Xerox (Rochester, NY)
The nature of most digital print projects—short run, quick-turn, customized jobs—make them excellent candidates for Web tools. Xerox’s FreeFlow workflow software suite enables an interactive, real-time collaborative workflow. Design, file delivery, job management, prepress/proofing and production can be automated, even in mixed environments.

“Customers’ pervasive use of the Web, personally and professionally, sets high expectations for printers,” says Rick Schadle, Xerox vice president of marketing, commercial print and prepress segments. “Web-enabled links that connect corporate end-users into production workflows demand even tighter production cycles.”

Powered by Press-Sense, FreeFlow Web Services lets printers serve customers around the clock with instant estimates, secure online payment options, file submission support, PDFs for soft proofing and more. Jobs submitted via Web Services can be integrated with FreeFlow Process Manager for increased workflow efficiency.

Get set and go
The bottom line: Don’t wait to get started with W2P. EFI’s Jennifer Matt says some printers’ obsessive approach—mapping out potential obstacles for every possible client scenario—often delays an actual launch by several months. “Get one or two customers whose products you know, and get them up and running as soon as possible,” she suggests. “Get jobs flowing from their desktop through your whole system, and you’ll learn more doing that for two weeks than you will in configuration paralysis. Get the plumbing in first—don’t worry about all the fixtures—and before you know it, you’ll have a ton of customers on it!”

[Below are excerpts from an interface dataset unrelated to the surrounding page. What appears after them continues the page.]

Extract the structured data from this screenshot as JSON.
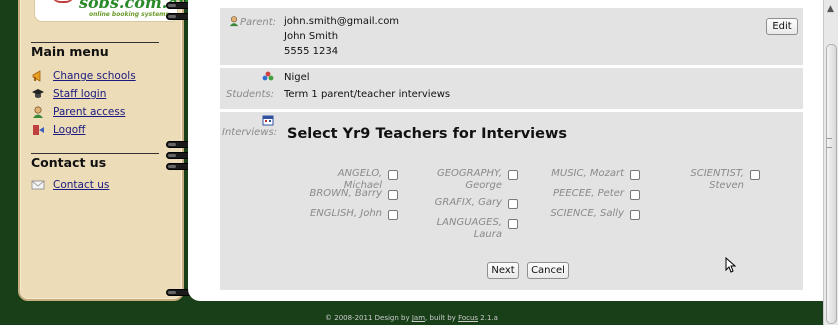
{
  "logo": {
    "text": "sobs.com.au",
    "tagline": "online booking systems"
  },
  "sidebar": {
    "main_menu_heading": "Main menu",
    "items": [
      {
        "label": "Change schools",
        "icon": "megaphone-icon"
      },
      {
        "label": "Staff login",
        "icon": "graduation-cap-icon"
      },
      {
        "label": "Parent access",
        "icon": "user-icon"
      },
      {
        "label": "Logoff",
        "icon": "door-exit-icon"
      }
    ],
    "contact_heading": "Contact us",
    "contact_item": {
      "label": "Contact us",
      "icon": "envelope-icon"
    }
  },
  "parent": {
    "label": "Parent:",
    "email": "john.smith@gmail.com",
    "name": "John Smith",
    "phone": "5555 1234",
    "edit_label": "Edit"
  },
  "students": {
    "label": "Students:",
    "student_name": "Nigel",
    "event": "Term 1 parent/teacher interviews"
  },
  "interviews": {
    "label": "Interviews:",
    "title": "Select Yr9 Teachers for Interviews",
    "columns": [
      [
        "ANGELO, Michael",
        "BROWN, Barry",
        "ENGLISH, John"
      ],
      [
        "GEOGRAPHY, George",
        "GRAFIX, Gary",
        "LANGUAGES, Laura"
      ],
      [
        "MUSIC, Mozart",
        "PEECEE, Peter",
        "SCIENCE, Sally"
      ],
      [
        "SCIENTIST, Steven"
      ]
    ],
    "next_label": "Next",
    "cancel_label": "Cancel"
  },
  "footer": {
    "prefix": "© 2008-2011 Design by",
    "design_link": "Jam",
    "middle": ", built by",
    "built_link": "Focus",
    "version": "2.1.a"
  }
}
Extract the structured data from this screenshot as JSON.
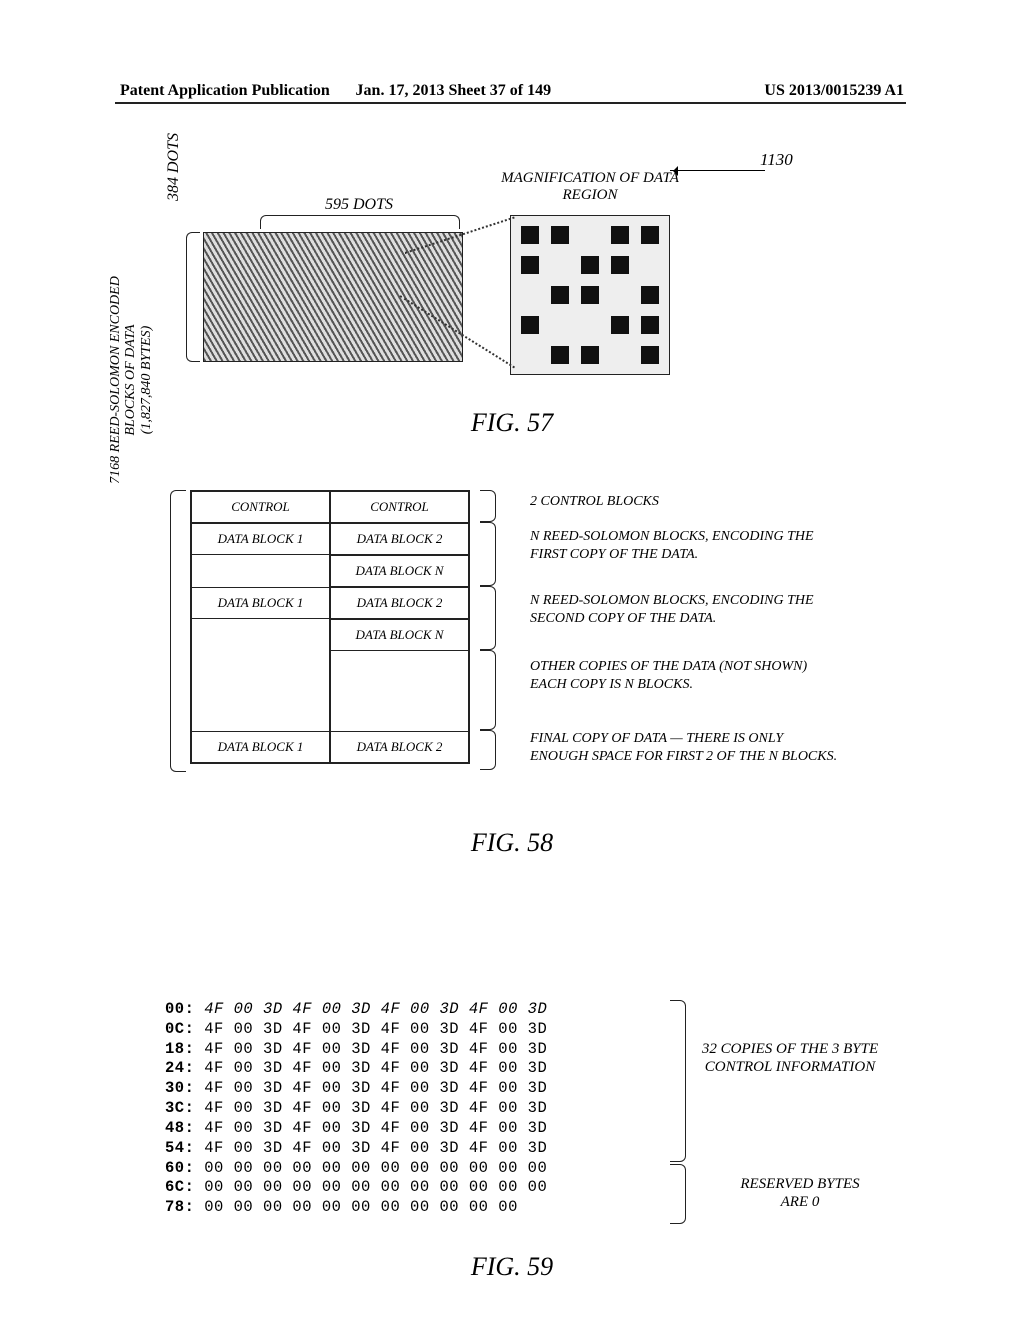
{
  "header": {
    "left": "Patent Application Publication",
    "center": "Jan. 17, 2013  Sheet 37 of 149",
    "right": "US 2013/0015239 A1"
  },
  "fig57": {
    "width_label": "595 DOTS",
    "height_label": "384 DOTS",
    "mag_label": "MAGNIFICATION OF DATA REGION",
    "ref": "1130",
    "caption": "FIG. 57"
  },
  "fig58": {
    "side_label_line1": "7168 REED-SOLOMON ENCODED",
    "side_label_line2": "BLOCKS OF DATA",
    "side_label_line3": "(1,827,840 BYTES)",
    "cells": {
      "control": "CONTROL",
      "db1": "DATA BLOCK 1",
      "db2": "DATA BLOCK 2",
      "dbn": "DATA BLOCK N"
    },
    "annot": {
      "a1": "2 CONTROL BLOCKS",
      "a2": "N REED-SOLOMON BLOCKS, ENCODING THE FIRST COPY OF THE DATA.",
      "a3": "N REED-SOLOMON BLOCKS, ENCODING THE SECOND COPY OF THE DATA.",
      "a4": "OTHER COPIES OF THE DATA (NOT SHOWN) EACH COPY IS N BLOCKS.",
      "a5": "FINAL COPY OF DATA — THERE IS ONLY ENOUGH SPACE FOR FIRST 2 OF THE N BLOCKS."
    },
    "caption": "FIG. 58"
  },
  "fig59": {
    "rows": [
      {
        "addr": "00:",
        "bytes": "4F 00 3D 4F 00 3D 4F 00 3D 4F 00 3D"
      },
      {
        "addr": "0C:",
        "bytes": "4F 00 3D 4F 00 3D 4F 00 3D 4F 00 3D"
      },
      {
        "addr": "18:",
        "bytes": "4F 00 3D 4F 00 3D 4F 00 3D 4F 00 3D"
      },
      {
        "addr": "24:",
        "bytes": "4F 00 3D 4F 00 3D 4F 00 3D 4F 00 3D"
      },
      {
        "addr": "30:",
        "bytes": "4F 00 3D 4F 00 3D 4F 00 3D 4F 00 3D"
      },
      {
        "addr": "3C:",
        "bytes": "4F 00 3D 4F 00 3D 4F 00 3D 4F 00 3D"
      },
      {
        "addr": "48:",
        "bytes": "4F 00 3D 4F 00 3D 4F 00 3D 4F 00 3D"
      },
      {
        "addr": "54:",
        "bytes": "4F 00 3D 4F 00 3D 4F 00 3D 4F 00 3D"
      },
      {
        "addr": "60:",
        "bytes": "00 00 00 00 00 00 00 00 00 00 00 00"
      },
      {
        "addr": "6C:",
        "bytes": "00 00 00 00 00 00 00 00 00 00 00 00"
      },
      {
        "addr": "78:",
        "bytes": "00 00 00 00 00 00 00 00 00 00 00"
      }
    ],
    "annot1": "32 COPIES OF THE 3 BYTE CONTROL INFORMATION",
    "annot2": "RESERVED BYTES ARE 0",
    "caption": "FIG. 59"
  }
}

Why we say ‘W2P’
Label converter Belmark, Inc. (DePere, WI), has trademarked the phrase “WEB-TO-PRINT.” The company, which also has registered the phrase “web-to-web,” has sent cease-and-desist letters to some pundits who have used “web-to-print” in public forums.

Wikipedia describes Web-to-print as “ubiquitous, as businesses have picked upon the ‘Web2Print’ phrase to name software designed specifically to manage the Web-to-print process.” A Google search for “Web-to-print” yields 313,000 citations involving hundreds of companies. As for us, we’re using “W2P” which, thus far, hasn’t triggered any protests.

Hurry up and Web up
If you’re not offering a Web-enabled interface, you might be falling behind your peers. Forty-six percent of respondents to a recent PIA/GATF study of 400 graphic arts firms indicated they already have a Web-to-print interface of some kind. And, the 48 percent that currently lack a W2P interface aren’t twiddling their thumbs—more than half plan to add these capabilities in less than year.

Julie Shaffer is director of the Printing Industries of America/Graphic Arts Technical Foundation’s (PIA/GATF) Digital Printing Council (DPC) and heads up the Center for Digital Printing Excellence at PIA/GATF headquarters in Sewickley, PA. E-mail her at